Which lines of the entries below contain the string "this"? Copy each one.

=== Data for analysis ===

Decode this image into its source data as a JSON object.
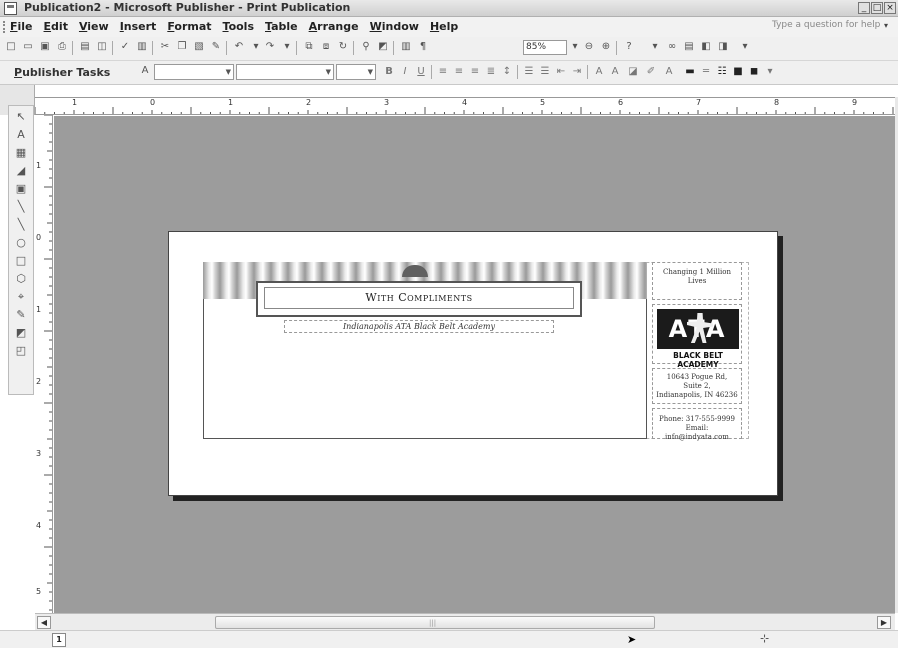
{
  "window": {
    "title": "Publication2 - Microsoft Publisher - Print Publication",
    "min": "_",
    "max": "□",
    "close": "×"
  },
  "menubar": {
    "items": [
      {
        "key": "F",
        "rest": "ile"
      },
      {
        "key": "E",
        "rest": "dit"
      },
      {
        "key": "V",
        "rest": "iew"
      },
      {
        "key": "I",
        "rest": "nsert"
      },
      {
        "key": "F",
        "rest": "ormat"
      },
      {
        "key": "T",
        "rest": "ools"
      },
      {
        "key": "T",
        "rest": "able"
      },
      {
        "key": "A",
        "rest": "rrange"
      },
      {
        "key": "W",
        "rest": "indow"
      },
      {
        "key": "H",
        "rest": "elp"
      }
    ],
    "ask_placeholder": "Type a question for help"
  },
  "toolbar": {
    "zoom_value": "85%"
  },
  "format_toolbar": {
    "tasks_key": "P",
    "tasks_rest": "ublisher Tasks"
  },
  "rulers": {
    "h_numbers": [
      "1",
      "0",
      "1",
      "2",
      "3",
      "4",
      "5",
      "6",
      "7",
      "8",
      "9"
    ],
    "v_numbers": [
      "1",
      "0",
      "1",
      "2",
      "3",
      "4",
      "5"
    ]
  },
  "publication": {
    "banner_text": "With Compliments",
    "academy_name": "Indianapolis ATA Black Belt Academy",
    "tagline": "Changing 1 Million Lives",
    "logo_mark": "ATA",
    "logo_caption": "BLACK BELT ACADEMY",
    "address_line1": "10643 Pogue Rd,",
    "address_line2": "Suite 2,",
    "address_line3": "Indianapolis, IN 46236",
    "phone": "Phone: 317-555-9999",
    "email": "Email: info@indyata.com"
  },
  "statusbar": {
    "page_number": "1"
  }
}
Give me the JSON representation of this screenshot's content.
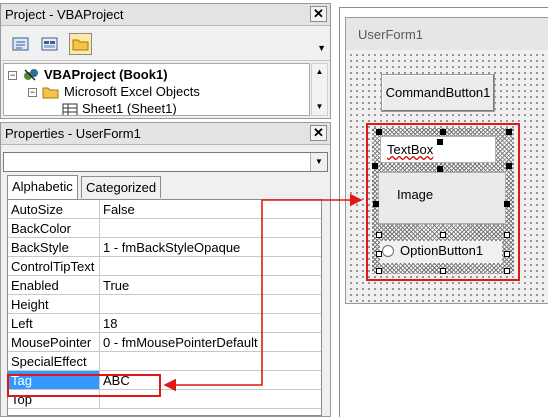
{
  "project_pane": {
    "title": "Project - VBAProject",
    "close_glyph": "✕",
    "tree": {
      "project": "VBAProject (Book1)",
      "folder": "Microsoft Excel Objects",
      "sheet": "Sheet1 (Sheet1)"
    }
  },
  "properties_pane": {
    "title": "Properties - UserForm1",
    "close_glyph": "✕",
    "object_combo_value": "",
    "tabs": {
      "alphabetic": "Alphabetic",
      "categorized": "Categorized"
    },
    "rows": [
      {
        "name": "AutoSize",
        "value": "False"
      },
      {
        "name": "BackColor",
        "value": ""
      },
      {
        "name": "BackStyle",
        "value": "1 - fmBackStyleOpaque"
      },
      {
        "name": "ControlTipText",
        "value": ""
      },
      {
        "name": "Enabled",
        "value": "True"
      },
      {
        "name": "Height",
        "value": ""
      },
      {
        "name": "Left",
        "value": "18"
      },
      {
        "name": "MousePointer",
        "value": "0 - fmMousePointerDefault"
      },
      {
        "name": "SpecialEffect",
        "value": ""
      },
      {
        "name": "Tag",
        "value": "ABC"
      },
      {
        "name": "Top",
        "value": ""
      }
    ],
    "selected_row": "Tag"
  },
  "designer": {
    "form_title": "UserForm1",
    "controls": {
      "command_button": "CommandButton1",
      "textbox": "TextBox",
      "image": "Image",
      "option_button": "OptionButton1"
    }
  },
  "colors": {
    "selection_blue": "#3399ff",
    "annotation_red": "#e01818",
    "active_toolbar_button": "#ffe8a6"
  }
}
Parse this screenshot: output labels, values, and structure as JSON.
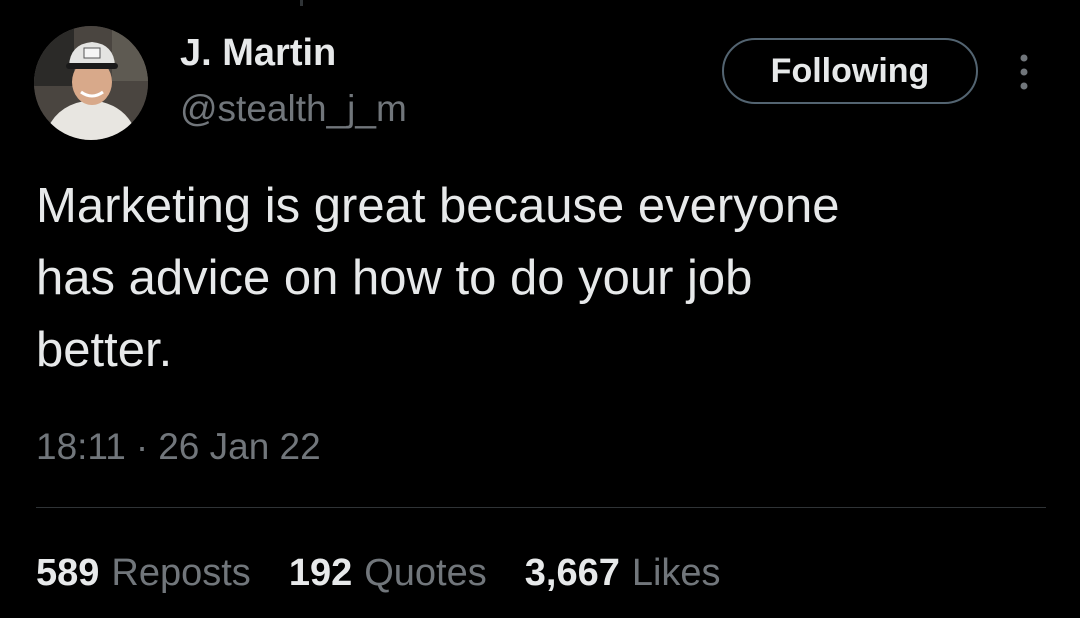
{
  "author": {
    "name": "J. Martin",
    "handle": "@stealth_j_m"
  },
  "follow_button": {
    "label": "Following"
  },
  "tweet": {
    "lines": [
      "Marketing is great because everyone",
      "has advice on how to do your job",
      "better."
    ]
  },
  "meta": {
    "time": "18:11",
    "separator": "·",
    "date": "26 Jan 22"
  },
  "stats": [
    {
      "count": "589",
      "label": "Reposts"
    },
    {
      "count": "192",
      "label": "Quotes"
    },
    {
      "count": "3,667",
      "label": "Likes"
    }
  ],
  "icons": {
    "more": "more-vertical-icon"
  },
  "colors": {
    "background": "#000000",
    "primary_text": "#e7e9ea",
    "secondary_text": "#71767b",
    "border": "#536471",
    "divider": "#2f3336"
  }
}
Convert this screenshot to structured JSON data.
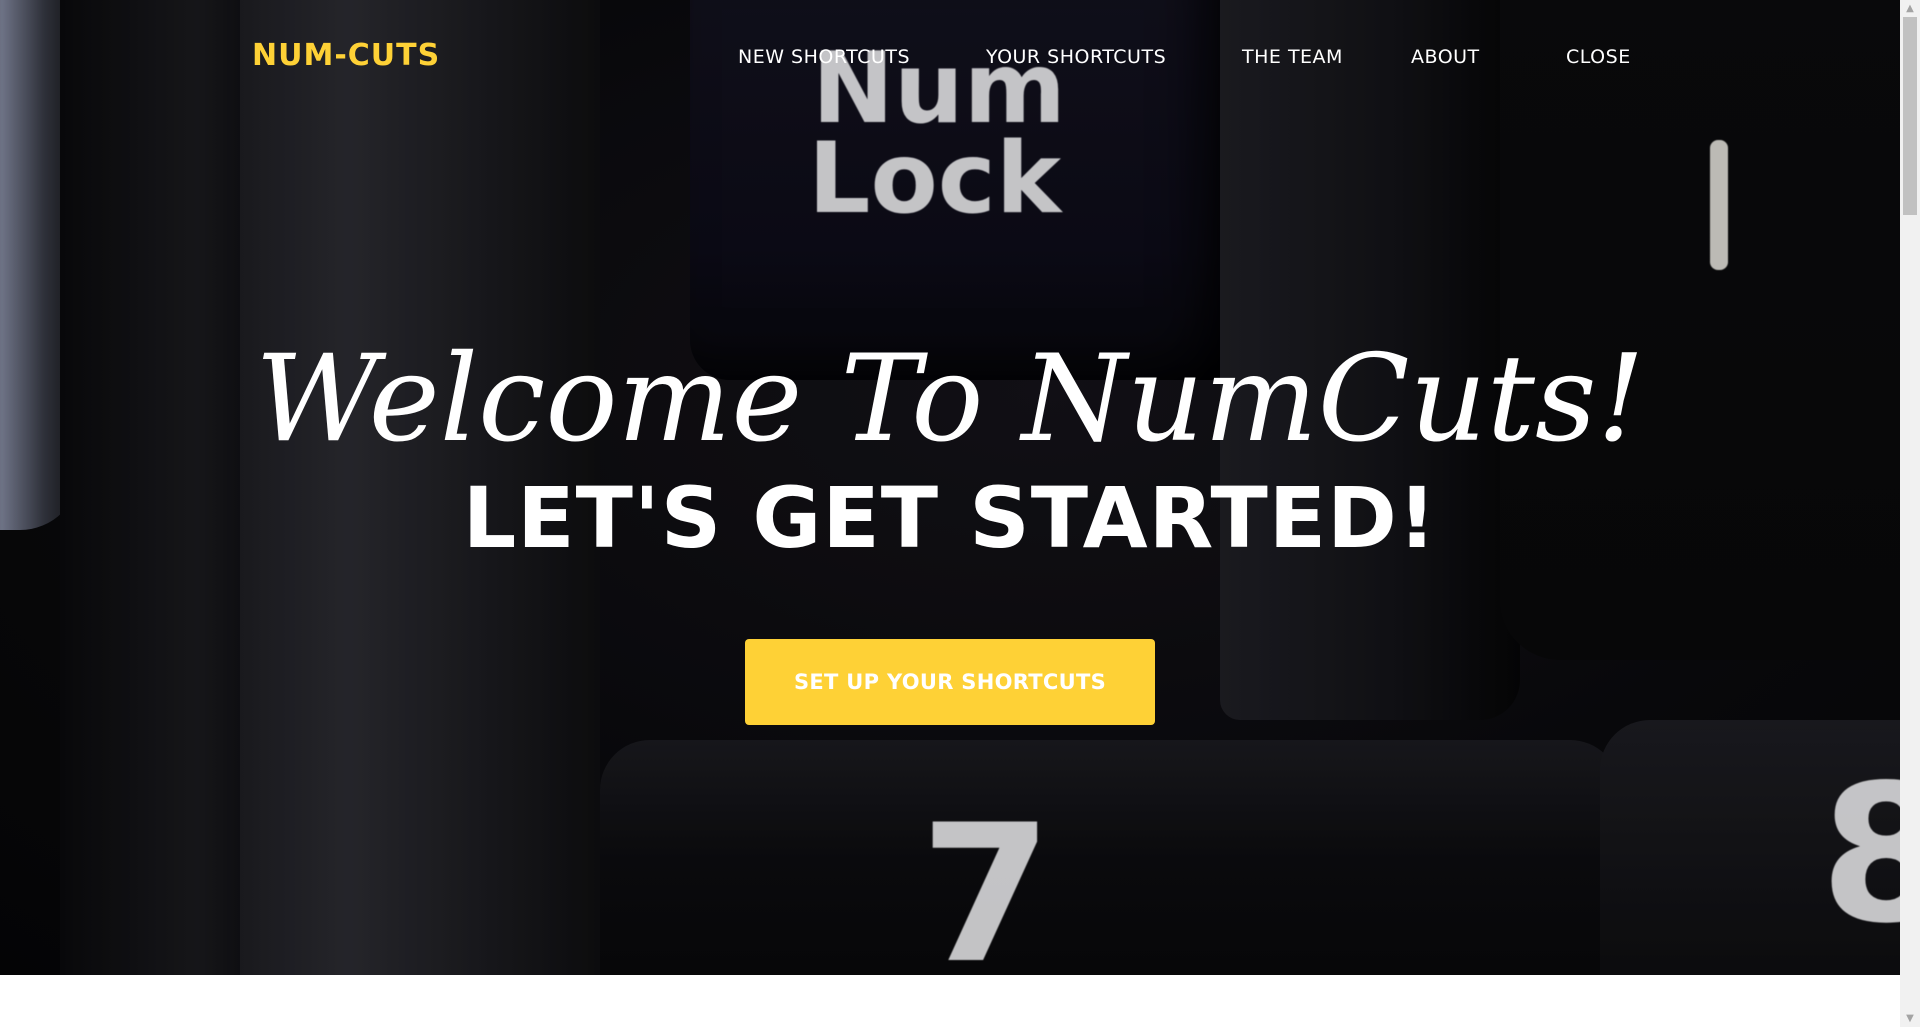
{
  "navbar": {
    "brand": "NUM-CUTS",
    "links": [
      {
        "label": "NEW SHORTCUTS"
      },
      {
        "label": "YOUR SHORTCUTS"
      },
      {
        "label": "THE TEAM"
      },
      {
        "label": "ABOUT"
      },
      {
        "label": "CLOSE"
      }
    ]
  },
  "hero": {
    "lead": "Welcome To NumCuts!",
    "heading": "LET'S GET STARTED!",
    "cta_label": "SET UP YOUR SHORTCUTS",
    "background_keys": {
      "numlock_line1": "Num",
      "numlock_line2": "Lock",
      "seven": "7",
      "eight": "8"
    }
  },
  "scrollbar": {
    "up_icon": "▲",
    "down_icon": "▼"
  },
  "colors": {
    "accent": "#fed136",
    "text_light": "#ffffff",
    "page_bg": "#ffffff"
  }
}
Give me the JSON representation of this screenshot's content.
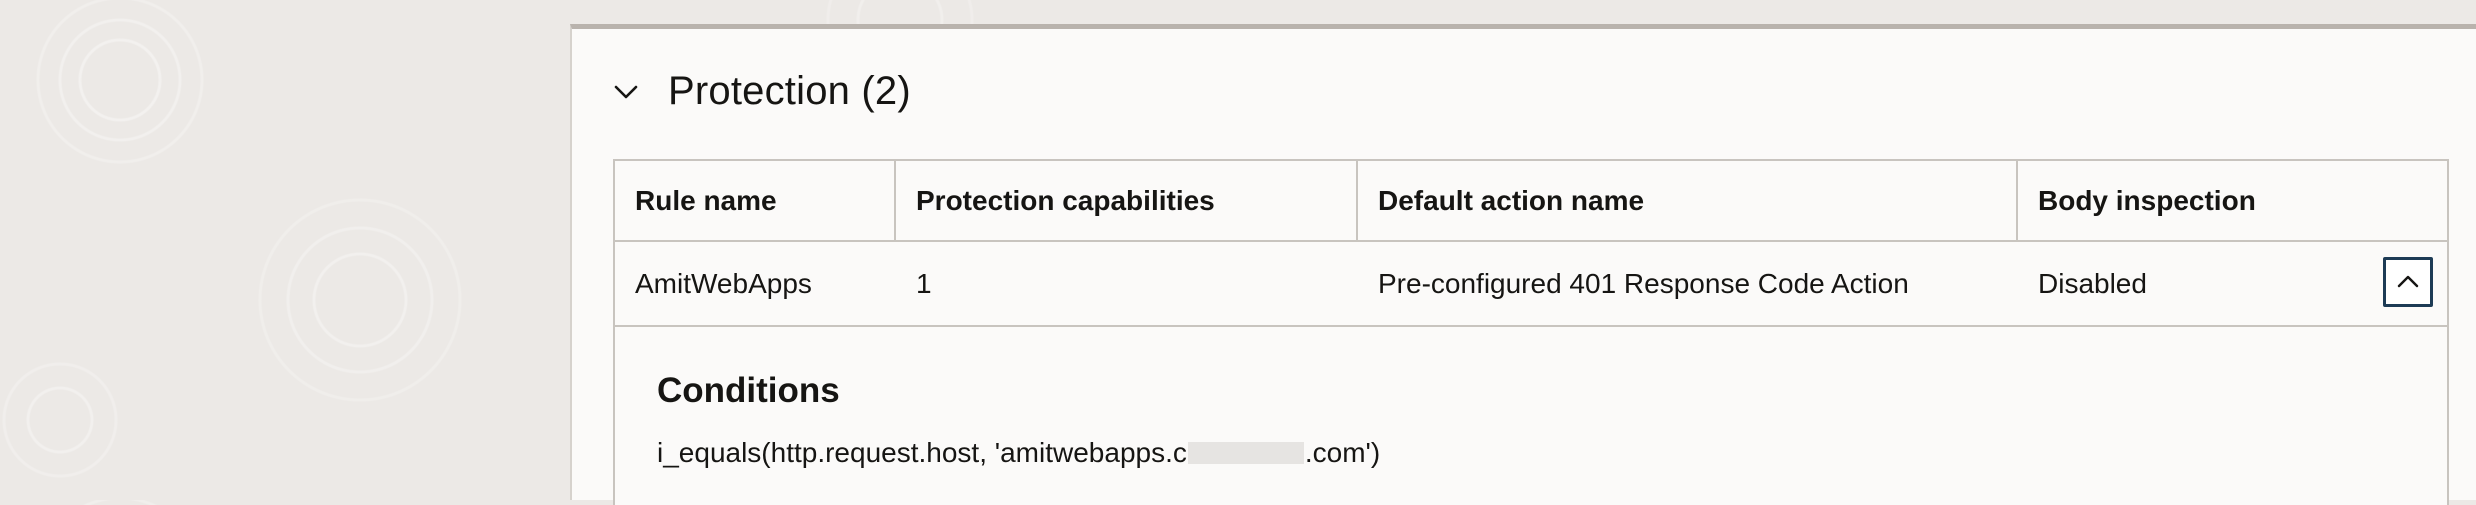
{
  "section": {
    "title": "Protection (2)",
    "expanded": true
  },
  "table": {
    "columns": [
      "Rule name",
      "Protection capabilities",
      "Default action name",
      "Body inspection"
    ],
    "rows": [
      {
        "rule_name": "AmitWebApps",
        "protection_capabilities": "1",
        "default_action_name": "Pre-configured 401 Response Code Action",
        "body_inspection": "Disabled"
      }
    ]
  },
  "detail": {
    "title": "Conditions",
    "condition_prefix": "i_equals(http.request.host, 'amitwebapps.c",
    "condition_suffix": ".com')"
  },
  "colors": {
    "accent": "#1d3b55",
    "border": "#c8c4bf",
    "panel_bg": "#fbfaf9"
  },
  "icons": {
    "section_toggle": "chevron-down-icon",
    "row_toggle": "chevron-up-icon"
  }
}
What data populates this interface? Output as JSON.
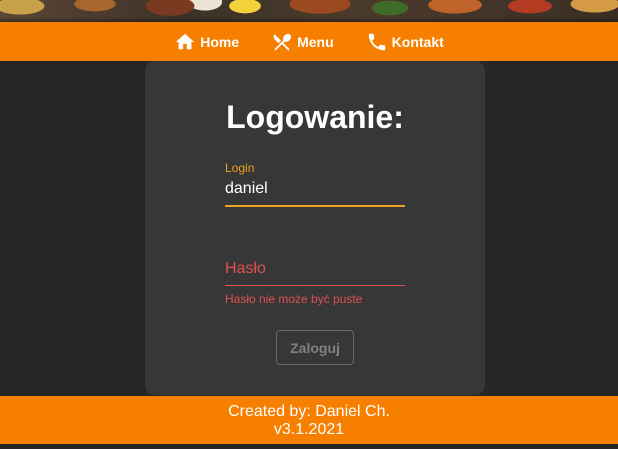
{
  "nav": {
    "items": [
      {
        "label": "Home",
        "icon": "home-icon"
      },
      {
        "label": "Menu",
        "icon": "cutlery-icon"
      },
      {
        "label": "Kontakt",
        "icon": "phone-icon"
      }
    ]
  },
  "login_form": {
    "title": "Logowanie:",
    "login": {
      "label": "Login",
      "value": "daniel"
    },
    "password": {
      "placeholder": "Hasło",
      "value": "",
      "error": "Hasło nie może być puste"
    },
    "submit_label": "Zaloguj"
  },
  "footer": {
    "line1": "Created by: Daniel Ch.",
    "line2": "v3.1.2021"
  },
  "colors": {
    "accent": "#f77f00",
    "field_focus": "#f0a020",
    "error": "#e05050",
    "card": "#373737",
    "background": "#262626"
  }
}
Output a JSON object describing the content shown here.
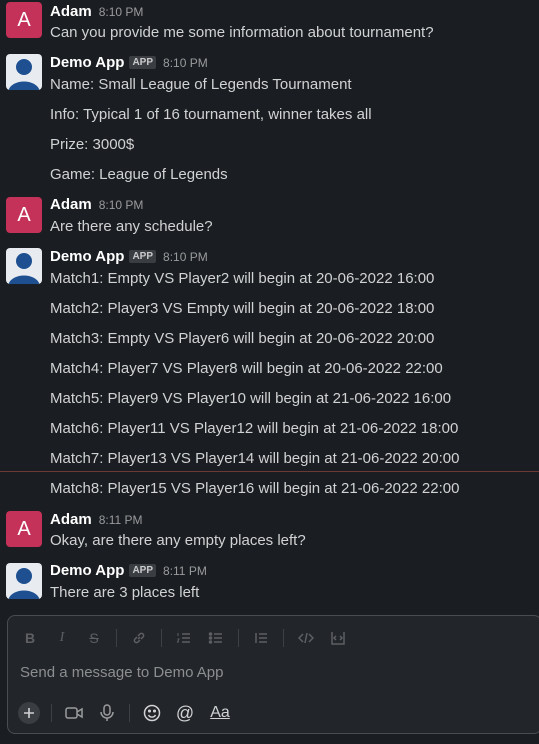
{
  "messages": [
    {
      "sender": "Adam",
      "avatar_letter": "A",
      "time": "8:10 PM",
      "lines": [
        "Can you provide me some information about tournament?"
      ]
    },
    {
      "sender": "Demo App",
      "app_tag": "APP",
      "time": "8:10 PM",
      "lines": [
        "Name: Small League of Legends Tournament",
        "Info: Typical 1 of 16 tournament, winner takes all",
        "Prize: 3000$",
        "Game: League of Legends"
      ]
    },
    {
      "sender": "Adam",
      "avatar_letter": "A",
      "time": "8:10 PM",
      "lines": [
        "Are there any schedule?"
      ]
    },
    {
      "sender": "Demo App",
      "app_tag": "APP",
      "time": "8:10 PM",
      "lines": [
        "Match1: Empty VS Player2 will begin at 20-06-2022 16:00",
        "Match2: Player3 VS Empty will begin at 20-06-2022 18:00",
        "Match3: Empty VS Player6 will begin at 20-06-2022 20:00",
        "Match4: Player7 VS Player8 will begin at 20-06-2022 22:00",
        "Match5: Player9 VS Player10 will begin at 21-06-2022 16:00",
        "Match6: Player11 VS Player12 will begin at 21-06-2022 18:00",
        "Match7: Player13 VS Player14 will begin at 21-06-2022 20:00",
        "Match8: Player15 VS Player16 will begin at 21-06-2022 22:00"
      ]
    },
    {
      "sender": "Adam",
      "avatar_letter": "A",
      "time": "8:11 PM",
      "lines": [
        "Okay, are there any empty places left?"
      ]
    },
    {
      "sender": "Demo App",
      "app_tag": "APP",
      "time": "8:11 PM",
      "lines": [
        "There are 3 places left"
      ]
    }
  ],
  "composer": {
    "placeholder": "Send a message to Demo App",
    "format_icons": [
      "bold-icon",
      "italic-icon",
      "strikethrough-icon",
      "link-icon",
      "ordered-list-icon",
      "bulleted-list-icon",
      "blockquote-icon",
      "code-icon",
      "code-block-icon"
    ],
    "format_glyphs": {
      "bold": "B",
      "italic": "I",
      "strike": "S",
      "format": "Aa"
    },
    "action_icons": [
      "plus-icon",
      "video-icon",
      "microphone-icon",
      "emoji-icon",
      "mention-icon",
      "format-icon"
    ]
  },
  "colors": {
    "background": "#1a1d21",
    "avatar_adam": "#c4325a",
    "text": "#d1d2d3",
    "divider": "#6b3a36"
  }
}
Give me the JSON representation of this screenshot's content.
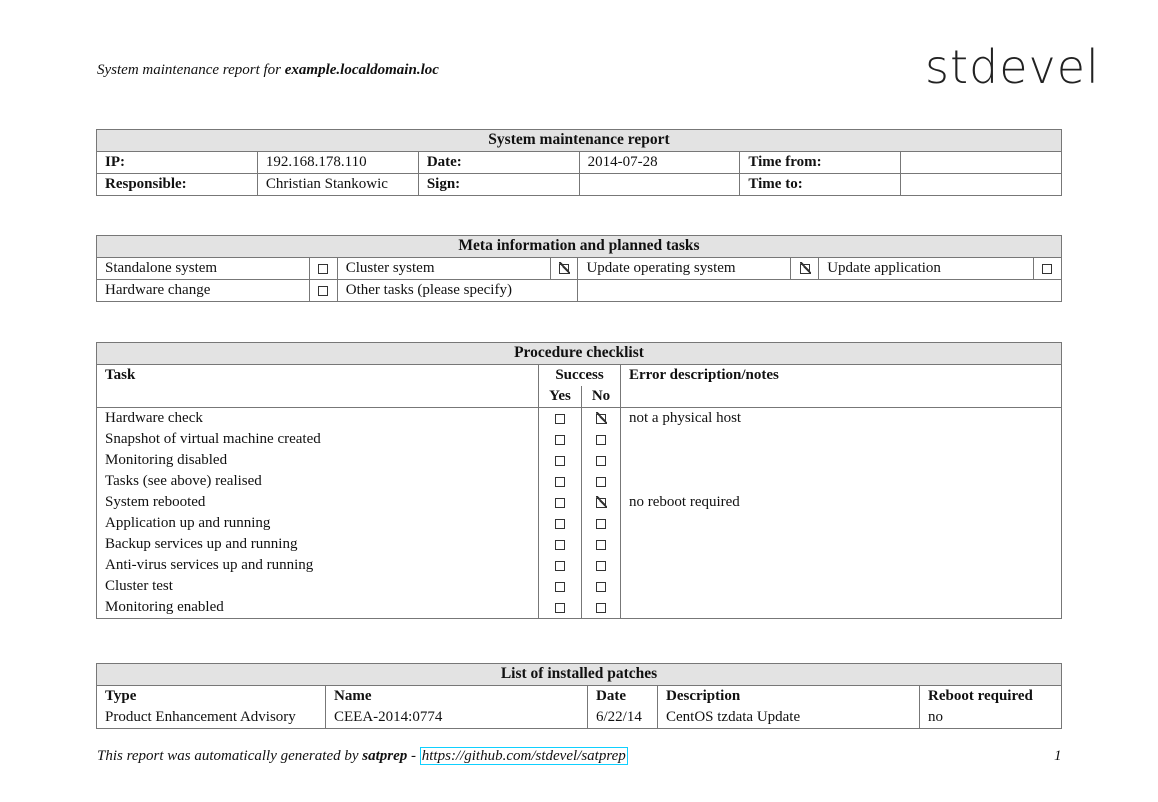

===

* Answer to the problem
Decode this image into its source data as a JSON object.
Give me the JSON representation of this screenshot's content.
Parse this screenshot: output labels, values, and structure as JSON.
Convert this screenshot to structured JSON data.
Give me the JSON representation of this screenshot's content.
What data populates this interface? Output as JSON.
Give me the JSON representation of this screenshot's content.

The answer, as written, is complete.